[WORK TO COMPLETE] Which lines below include "title"? Copy them all.

(Component data from apps and pages)
****************************************
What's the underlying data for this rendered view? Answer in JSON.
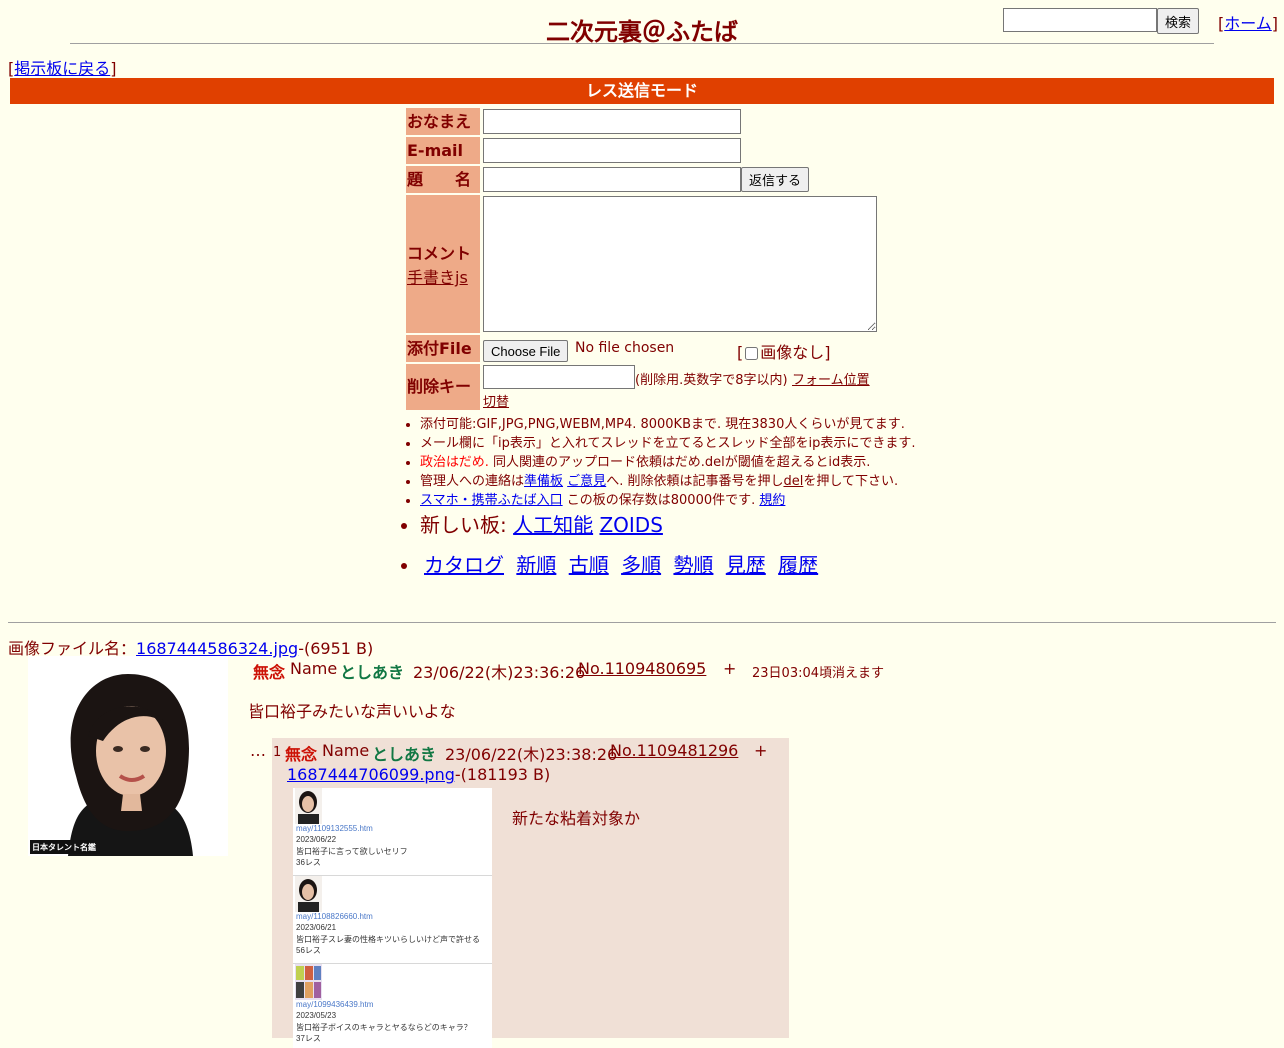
{
  "header": {
    "title": "二次元裏＠ふたば",
    "search_button": "検索",
    "home_link": "ホーム",
    "back_link": "掲示板に戻る"
  },
  "mode_bar": "レス送信モード",
  "form": {
    "name_label": "おなまえ",
    "email_label": "E-mail",
    "subject_label": "題　　名",
    "reply_button": "返信する",
    "comment_label": "コメント",
    "handwrite_link": "手書きjs",
    "file_label": "添付File",
    "choose_file_button": "Choose File",
    "no_file_text": "No file chosen",
    "no_image_label": "画像なし",
    "delete_key_label": "削除キー",
    "delete_note": "(削除用.英数字で8字以内)",
    "form_switch_link_1": "フォーム位置",
    "form_switch_link_2": "切替"
  },
  "rules": {
    "r1": "添付可能:GIF,JPG,PNG,WEBM,MP4. 8000KBまで. 現在3830人くらいが見てます.",
    "r2": "メール欄に「ip表示」と入れてスレッドを立てるとスレッド全部をip表示にできます.",
    "r3_politics": "政治はだめ.",
    "r3_rest": " 同人関連のアップロード依頼はだめ.delが閾値を超えるとid表示.",
    "r4_a": "管理人への連絡は",
    "r4_link1": "準備板",
    "r4_link2": "ご意見",
    "r4_b": "へ. 削除依頼は記事番号を押し",
    "r4_link3": "del",
    "r4_c": "を押して下さい.",
    "r5_link": "スマホ・携帯ふたば入口",
    "r5_text": " この板の保存数は80000件です.",
    "r5_link2": "規約",
    "new_boards_label": "新しい板:",
    "new_board_1": "人工知能",
    "new_board_2": "ZOIDS",
    "nav": [
      "カタログ",
      "新順",
      "古順",
      "多順",
      "勢順",
      "見歴",
      "履歴"
    ]
  },
  "op": {
    "file_label": "画像ファイル名：",
    "file_name": "1687444586324.jpg",
    "file_size": "-(6951 B)",
    "thumb_caption": "日本タレント名鑑",
    "subject": "無念",
    "name_label": "Name",
    "name": "としあき",
    "datetime": "23/06/22(木)23:36:26",
    "number": "No.1109480695",
    "plus": "+",
    "expire": "23日03:04頃消えます",
    "body": "皆口裕子みたいな声いいよな"
  },
  "reply": {
    "dots": "…",
    "index": "1",
    "subject": "無念",
    "name_label": "Name",
    "name": "としあき",
    "datetime": "23/06/22(木)23:38:26",
    "number": "No.1109481296",
    "plus": "+",
    "file_name": "1687444706099.png",
    "file_size": "-(181193 B)",
    "body": "新たな粘着対象か",
    "thumb_items": [
      {
        "link": "may/1109132555.htm",
        "date": "2023/06/22",
        "title": "皆口裕子に言って欲しいセリフ",
        "count": "36レス"
      },
      {
        "link": "may/1108826660.htm",
        "date": "2023/06/21",
        "title": "皆口裕子スレ妻の性格キツいらしいけど声で許せる",
        "count": "56レス"
      },
      {
        "link": "may/1099436439.htm",
        "date": "2023/05/23",
        "title": "皆口裕子ボイスのキャラとヤるならどのキャラ？",
        "count": "37レス"
      }
    ]
  }
}
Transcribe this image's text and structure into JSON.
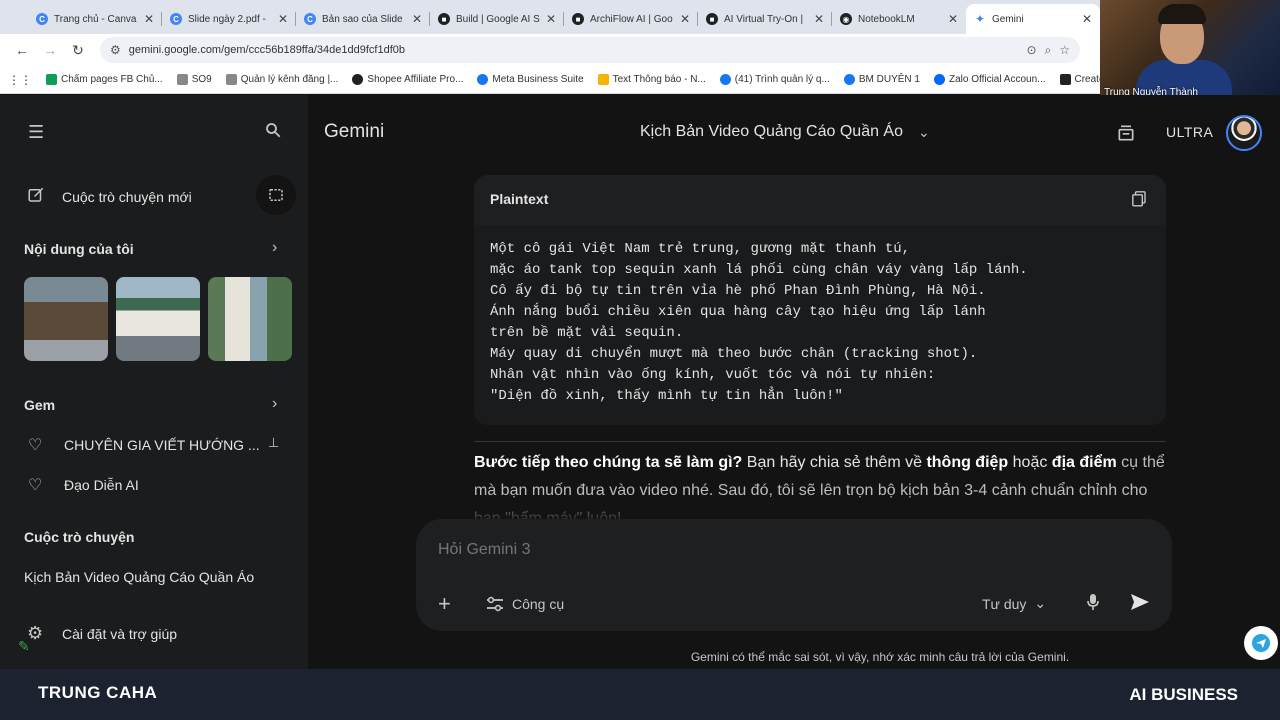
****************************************
[RESPONSE]
    "title": "二次元裏＠ふたば",
        "title": "皆口裕子に言って欲しいセリフ",
        "title": "皆口裕子スレ妻の性格キツいらしいけど声で許せる",
        "title": "皆口裕子ボイスのキャラとヤるならどのキャラ？",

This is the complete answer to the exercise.